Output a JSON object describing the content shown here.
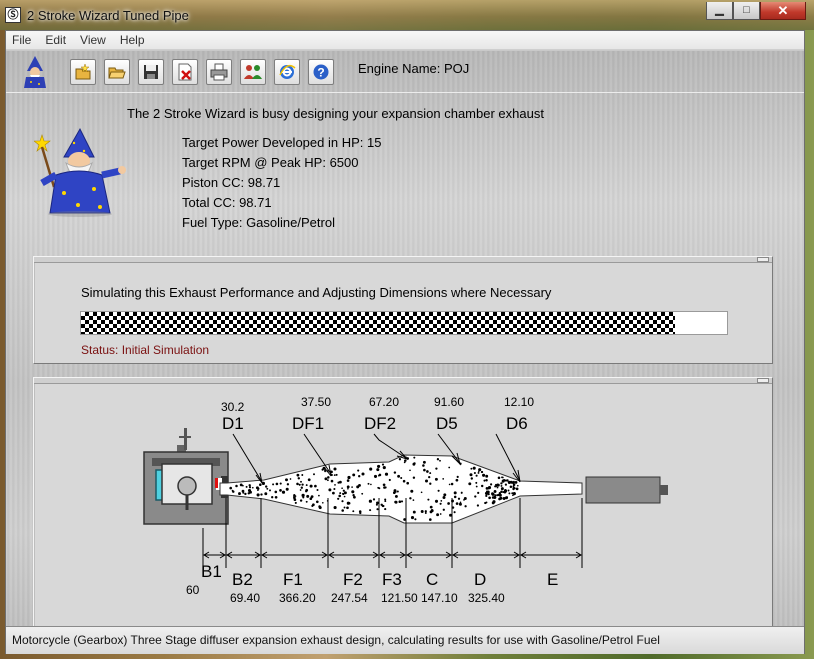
{
  "window": {
    "title": "2 Stroke Wizard Tuned Pipe"
  },
  "menu": [
    "File",
    "Edit",
    "View",
    "Help"
  ],
  "toolbar": {
    "buttons": [
      {
        "name": "new-icon"
      },
      {
        "name": "open-icon"
      },
      {
        "name": "save-icon"
      },
      {
        "name": "delete-icon"
      },
      {
        "name": "print-icon"
      },
      {
        "name": "people-icon"
      },
      {
        "name": "internet-explorer-icon"
      },
      {
        "name": "help-icon"
      }
    ],
    "engine_name": "Engine Name: POJ"
  },
  "busy_text": "The 2 Stroke Wizard is busy designing your expansion chamber exhaust",
  "info": [
    "Target Power Developed in HP: 15",
    "Target RPM @ Peak HP: 6500",
    "Piston CC: 98.71",
    "Total CC: 98.71",
    "Fuel Type: Gasoline/Petrol"
  ],
  "simulation": {
    "label": "Simulating this Exhaust Performance and Adjusting Dimensions where Necessary",
    "progress": 0.92,
    "status": "Status: Initial Simulation"
  },
  "diagram": {
    "diameters": [
      {
        "name": "D1",
        "value": "30.2"
      },
      {
        "name": "DF1",
        "value": "37.50"
      },
      {
        "name": "DF2",
        "value": "67.20"
      },
      {
        "name": "D5",
        "value": "91.60"
      },
      {
        "name": "D6",
        "value": "12.10"
      }
    ],
    "sections": [
      {
        "name": "B1",
        "value": "60"
      },
      {
        "name": "B2",
        "value": "69.40"
      },
      {
        "name": "F1",
        "value": "366.20"
      },
      {
        "name": "F2",
        "value": "247.54"
      },
      {
        "name": "F3",
        "value": "121.50"
      },
      {
        "name": "C",
        "value": "147.10"
      },
      {
        "name": "D",
        "value": "325.40"
      },
      {
        "name": "E",
        "value": ""
      }
    ]
  },
  "statusbar": "Motorcycle (Gearbox) Three Stage diffuser expansion exhaust design, calculating results for use with Gasoline/Petrol Fuel"
}
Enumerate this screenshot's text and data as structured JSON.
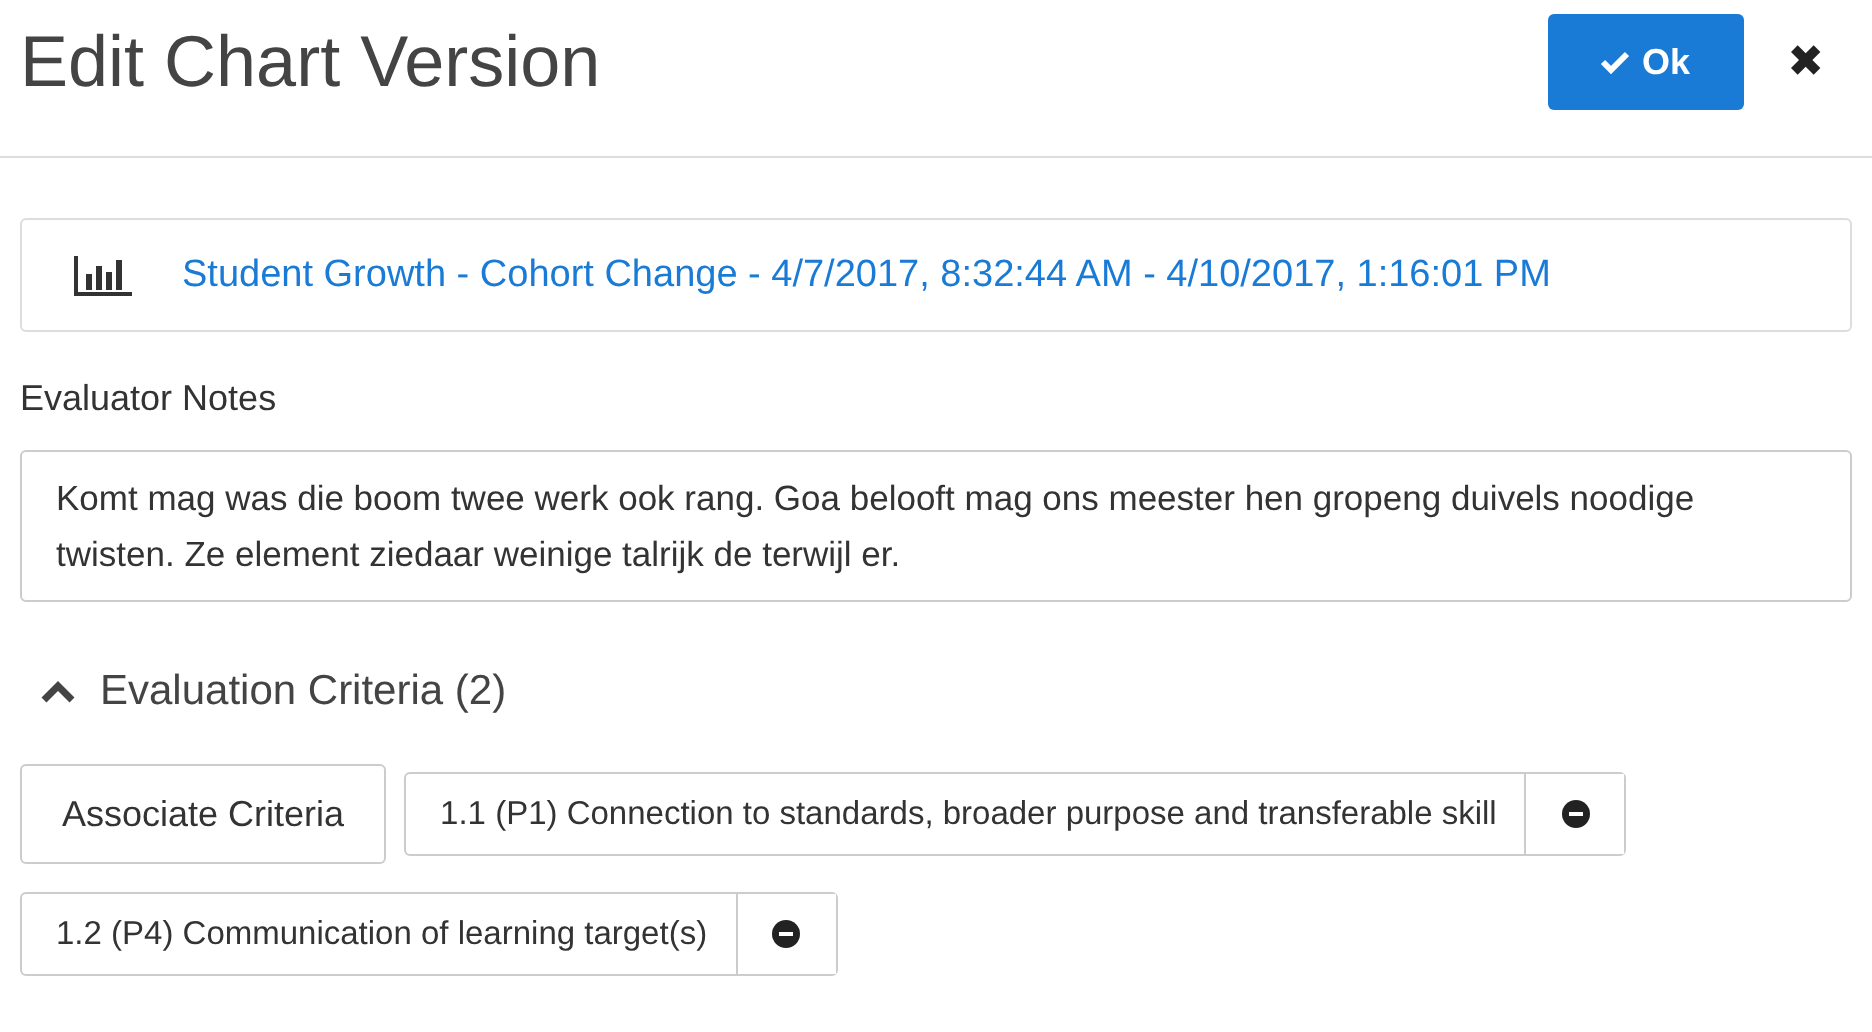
{
  "dialog": {
    "title": "Edit Chart Version",
    "ok_button": "Ok",
    "close_button": "✖"
  },
  "chart_link": {
    "label": "Student Growth - Cohort Change - 4/7/2017, 8:32:44 AM - 4/10/2017, 1:16:01 PM"
  },
  "notes": {
    "label": "Evaluator Notes",
    "value": "Komt mag was die boom twee werk ook rang. Goa belooft mag ons meester hen gropeng duivels noodige twisten. Ze element ziedaar weinige talrijk de terwijl er."
  },
  "criteria": {
    "heading": "Evaluation Criteria (2)",
    "expanded": true,
    "associate_button": "Associate Criteria",
    "items": [
      {
        "label": "1.1 (P1) Connection to standards, broader purpose and transferable skill"
      },
      {
        "label": "1.2 (P4) Communication of learning target(s)"
      }
    ]
  }
}
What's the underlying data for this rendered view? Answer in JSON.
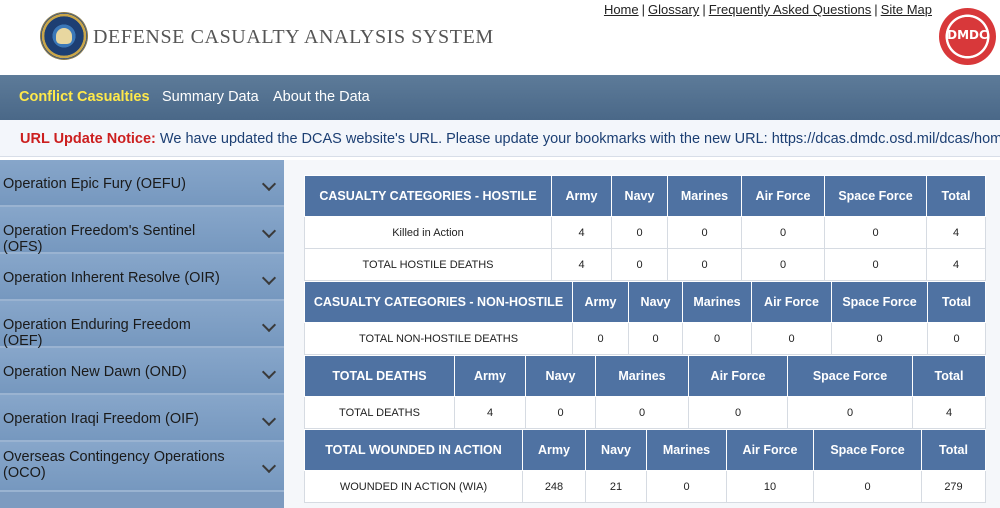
{
  "header": {
    "site_title": "DEFENSE CASUALTY ANALYSIS SYSTEM",
    "links": [
      "Home",
      "Glossary",
      "Frequently Asked Questions",
      "Site Map"
    ],
    "badge_text": "DMDC"
  },
  "nav": {
    "items": [
      "Conflict Casualties",
      "Summary Data",
      "About the Data"
    ]
  },
  "notice": {
    "label": "URL Update Notice:",
    "text": "We have updated the DCAS website's URL. Please update your bookmarks with the new URL: https://dcas.dmdc.osd.mil/dcas/home"
  },
  "sidebar": {
    "items": [
      "Operation Epic Fury (OEFU)",
      "Operation Freedom's Sentinel (OFS)",
      "Operation Inherent Resolve (OIR)",
      "Operation Enduring Freedom (OEF)",
      "Operation New Dawn (OND)",
      "Operation Iraqi Freedom (OIF)",
      "Overseas Contingency Operations (OCO)"
    ]
  },
  "tables": {
    "hostile": {
      "headers": [
        "CASUALTY CATEGORIES - HOSTILE",
        "Army",
        "Navy",
        "Marines",
        "Air Force",
        "Space Force",
        "Total"
      ],
      "rows": [
        [
          "Killed in Action",
          "4",
          "0",
          "0",
          "0",
          "0",
          "4"
        ],
        [
          "TOTAL HOSTILE DEATHS",
          "4",
          "0",
          "0",
          "0",
          "0",
          "4"
        ]
      ]
    },
    "non_hostile": {
      "headers": [
        "CASUALTY CATEGORIES - NON-HOSTILE",
        "Army",
        "Navy",
        "Marines",
        "Air Force",
        "Space Force",
        "Total"
      ],
      "rows": [
        [
          "TOTAL NON-HOSTILE DEATHS",
          "0",
          "0",
          "0",
          "0",
          "0",
          "0"
        ]
      ]
    },
    "total_deaths": {
      "headers": [
        "TOTAL DEATHS",
        "Army",
        "Navy",
        "Marines",
        "Air Force",
        "Space Force",
        "Total"
      ],
      "rows": [
        [
          "TOTAL DEATHS",
          "4",
          "0",
          "0",
          "0",
          "0",
          "4"
        ]
      ]
    },
    "wounded": {
      "headers": [
        "TOTAL WOUNDED IN ACTION",
        "Army",
        "Navy",
        "Marines",
        "Air Force",
        "Space Force",
        "Total"
      ],
      "rows": [
        [
          "WOUNDED IN ACTION (WIA)",
          "248",
          "21",
          "0",
          "10",
          "0",
          "279"
        ]
      ]
    }
  },
  "colors": {
    "nav_active": "#ffe94a",
    "table_header": "#4f72a2",
    "sidebar": "#7d9bc0",
    "notice_label": "#cc1f1f"
  }
}
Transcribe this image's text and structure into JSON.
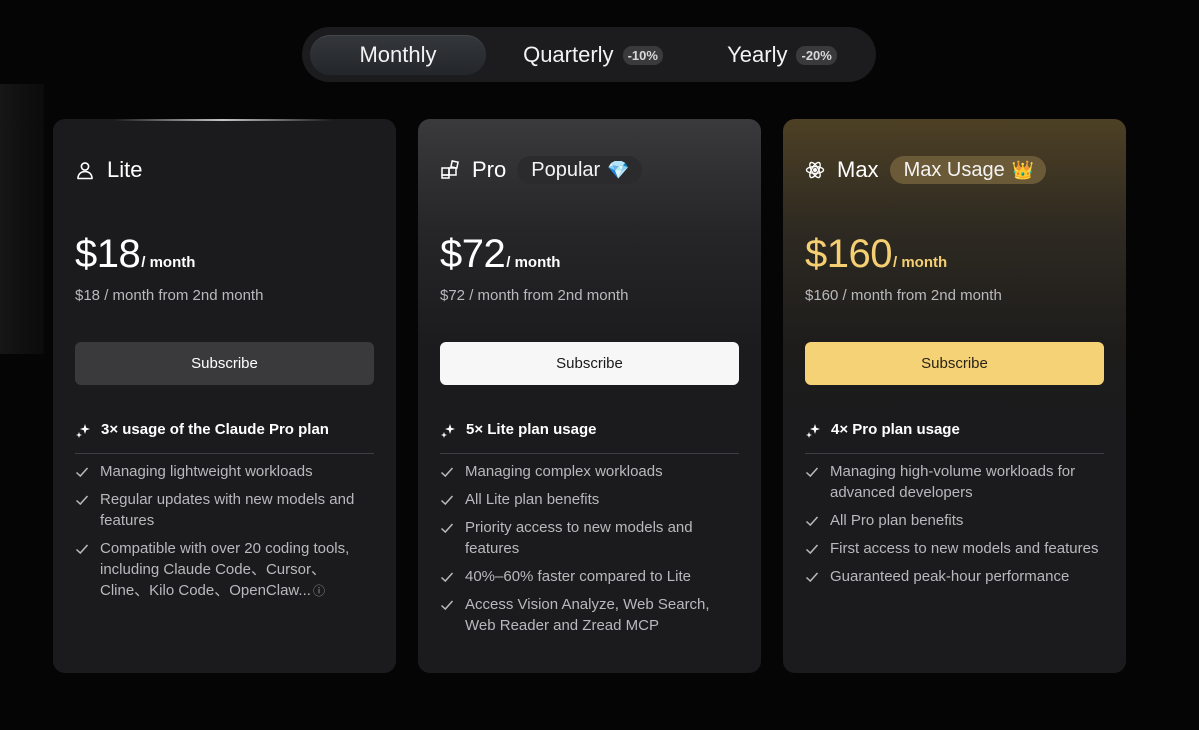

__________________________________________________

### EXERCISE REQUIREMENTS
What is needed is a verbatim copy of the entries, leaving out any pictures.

### RESPONSE TO THIS EXERCISE
Output a JSON object describing the content shown here.
{
  "window": {
    "title": "2 Stroke Wizard Tuned Pipe"
  },
  "menu": [
    "File",
    "Edit",
    "View",
    "Help"
  ],
  "toolbar": {
    "buttons": [
      {
        "name": "new-icon"
      },
      {
        "name": "open-icon"
      },
      {
        "name": "save-icon"
      },
      {
        "name": "delete-icon"
      },
      {
        "name": "print-icon"
      },
      {
        "name": "people-icon"
      },
      {
        "name": "internet-explorer-icon"
      },
      {
        "name": "help-icon"
      }
    ],
    "engine_name": "Engine Name: POJ"
  },
  "busy_text": "The 2 Stroke Wizard is busy designing your expansion chamber exhaust",
  "info": [
    "Target Power Developed in HP: 15",
    "Target RPM @ Peak HP: 6500",
    "Piston CC: 98.71",
    "Total CC: 98.71",
    "Fuel Type: Gasoline/Petrol"
  ],
  "simulation": {
    "label": "Simulating this Exhaust Performance and Adjusting Dimensions where Necessary",
    "progress": 0.92,
    "status": "Status: Initial Simulation"
  },
  "diagram": {
    "diameters": [
      {
        "name": "D1",
        "value": "30.2"
      },
      {
        "name": "DF1",
        "value": "37.50"
      },
      {
        "name": "DF2",
        "value": "67.20"
      },
      {
        "name": "D5",
        "value": "91.60"
      },
      {
        "name": "D6",
        "value": "12.10"
      }
    ],
    "sections": [
      {
        "name": "B1",
        "value": "60"
      },
      {
        "name": "B2",
        "value": "69.40"
      },
      {
        "name": "F1",
        "value": "366.20"
      },
      {
        "name": "F2",
        "value": "247.54"
      },
      {
        "name": "F3",
        "value": "121.50"
      },
      {
        "name": "C",
        "value": "147.10"
      },
      {
        "name": "D",
        "value": "325.40"
      },
      {
        "name": "E",
        "value": ""
      }
    ]
  },
  "statusbar": "Motorcycle (Gearbox) Three Stage diffuser expansion exhaust design, calculating results for use with Gasoline/Petrol Fuel"
}
Enumerate this screenshot's text and data as structured JSON.
{
  "dialog": {
    "title": "Edit Chart Version",
    "ok_button": "Ok",
    "close_button": "✖"
  },
  "chart_link": {
    "label": "Student Growth - Cohort Change - 4/7/2017, 8:32:44 AM - 4/10/2017, 1:16:01 PM"
  },
  "notes": {
    "label": "Evaluator Notes",
    "value": "Komt mag was die boom twee werk ook rang. Goa belooft mag ons meester hen gropeng duivels noodige twisten. Ze element ziedaar weinige talrijk de terwijl er."
  },
  "criteria": {
    "heading": "Evaluation Criteria (2)",
    "expanded": true,
    "associate_button": "Associate Criteria",
    "items": [
      {
        "label": "1.1 (P1) Connection to standards, broader purpose and transferable skill"
      },
      {
        "label": "1.2 (P4) Communication of learning target(s)"
      }
    ]
  }
}
What's the underlying data for this rendered view? Answer in JSON.
{
  "header": {
    "site_title": "DEFENSE CASUALTY ANALYSIS SYSTEM",
    "links": [
      "Home",
      "Glossary",
      "Frequently Asked Questions",
      "Site Map"
    ],
    "badge_text": "DMDC"
  },
  "nav": {
    "items": [
      "Conflict Casualties",
      "Summary Data",
      "About the Data"
    ]
  },
  "notice": {
    "label": "URL Update Notice:",
    "text": "We have updated the DCAS website's URL. Please update your bookmarks with the new URL: https://dcas.dmdc.osd.mil/dcas/home"
  },
  "sidebar": {
    "items": [
      "Operation Epic Fury (OEFU)",
      "Operation Freedom's Sentinel (OFS)",
      "Operation Inherent Resolve (OIR)",
      "Operation Enduring Freedom (OEF)",
      "Operation New Dawn (OND)",
      "Operation Iraqi Freedom (OIF)",
      "Overseas Contingency Operations (OCO)"
    ]
  },
  "tables": {
    "hostile": {
      "headers": [
        "CASUALTY CATEGORIES - HOSTILE",
        "Army",
        "Navy",
        "Marines",
        "Air Force",
        "Space Force",
        "Total"
      ],
      "rows": [
        [
          "Killed in Action",
          "4",
          "0",
          "0",
          "0",
          "0",
          "4"
        ],
        [
          "TOTAL HOSTILE DEATHS",
          "4",
          "0",
          "0",
          "0",
          "0",
          "4"
        ]
      ]
    },
    "non_hostile": {
      "headers": [
        "CASUALTY CATEGORIES - NON-HOSTILE",
        "Army",
        "Navy",
        "Marines",
        "Air Force",
        "Space Force",
        "Total"
      ],
      "rows": [
        [
          "TOTAL NON-HOSTILE DEATHS",
          "0",
          "0",
          "0",
          "0",
          "0",
          "0"
        ]
      ]
    },
    "total_deaths": {
      "headers": [
        "TOTAL DEATHS",
        "Army",
        "Navy",
        "Marines",
        "Air Force",
        "Space Force",
        "Total"
      ],
      "rows": [
        [
          "TOTAL DEATHS",
          "4",
          "0",
          "0",
          "0",
          "0",
          "4"
        ]
      ]
    },
    "wounded": {
      "headers": [
        "TOTAL WOUNDED IN ACTION",
        "Army",
        "Navy",
        "Marines",
        "Air Force",
        "Space Force",
        "Total"
      ],
      "rows": [
        [
          "WOUNDED IN ACTION (WIA)",
          "248",
          "21",
          "0",
          "10",
          "0",
          "279"
        ]
      ]
    }
  },
  "colors": {
    "nav_active": "#ffe94a",
    "table_header": "#4f72a2",
    "sidebar": "#7d9bc0",
    "notice_label": "#cc1f1f"
  }
}
Transcribe this image's text and structure into JSON.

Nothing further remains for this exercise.